[Items from an interface collection]
= Beginning of Section =

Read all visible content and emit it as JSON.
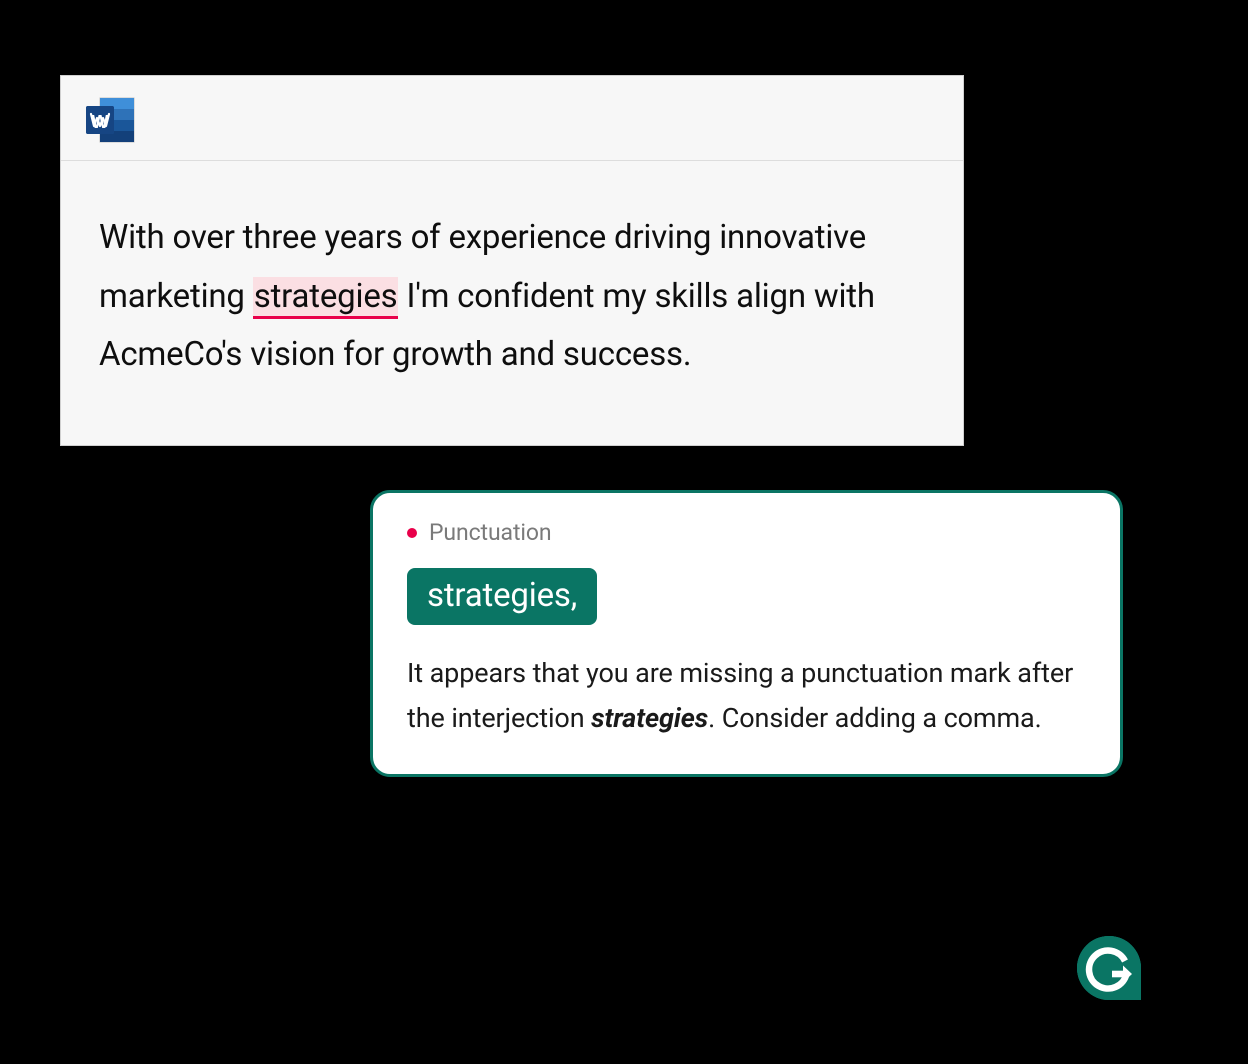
{
  "document": {
    "text_before": "With over three years of experience driving innovative marketing ",
    "highlighted": "strategies",
    "text_after": " I'm confident my skills align with AcmeCo's vision for growth and success."
  },
  "suggestion": {
    "category": "Punctuation",
    "correction": "strategies,",
    "explanation_before": "It appears that you are missing a punctuation mark after the interjection ",
    "explanation_word": "strategies",
    "explanation_after": ". Consider adding a comma."
  },
  "icons": {
    "app": "word-icon",
    "assistant": "grammarly-icon"
  },
  "colors": {
    "teal": "#0a7564",
    "error": "#e9004a",
    "highlight": "#fbdfe3"
  }
}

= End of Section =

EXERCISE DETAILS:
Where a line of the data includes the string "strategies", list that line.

ANSWER SPACE:
    "highlighted": "strategies",
    "correction": "strategies,",
    "explanation_word": "strategies",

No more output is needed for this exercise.